    Early December Extremes

      December 5, 1981
      Newport, Rhode Island, received 24 inches of snow.

      December 6, 1970
      A windstorm toppled the national Christmas tree at the White House.

      December 7, 2005
      Denver, Colorado, experienced a frigid temperature of 0 degrees F.

      December 7, 1989
      An ice storm in Nashville, Tennessee, cut electricity to 40,000 houses.

      December 9, 1980
      It was 61 degrees F. in Boston, at 1:00 A.M.

      December 10, 1946
      The temperature reached 70 degrees F. in New York City.
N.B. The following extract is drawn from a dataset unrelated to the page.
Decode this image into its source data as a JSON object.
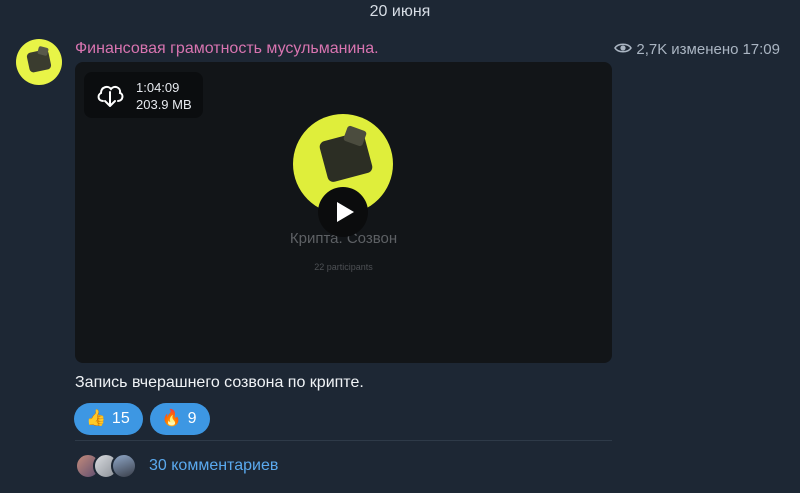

      December 12, 1960
      20 inches of snow covered Newark, New Jersey.

      December 13, 1962
      Tampa, Florida, experienced a severe freeze with a temperature of 18 degrees F.

      December 14, 1924
      The temperature at Helena, Montana, fell 79 degrees in 24 hours.

    Snow Contest Winners

      Our first BIG snow here in Dublin arrived on Tuesday, November 20, 2007. Two inches of snow covered our parking lot and stuck for 24 hours.

      Congratulations to all five winners (drawn at random from all correct guesses), who will receive a Weather Watcher’s Calendar in the mail.
      Janet K., Saginaw, MI; George S., Walden, NY; Edward C., Groveland, MA; Kay A., Lakemont, GA; John S., Qu’Appelle, SK, Canada

    © 2007, Yankee Publishing Inc. All rights reserved
    Yankee Publishing Inc., P.O. Box 520, Dublin, NH 03444, USA, (603) 563-8111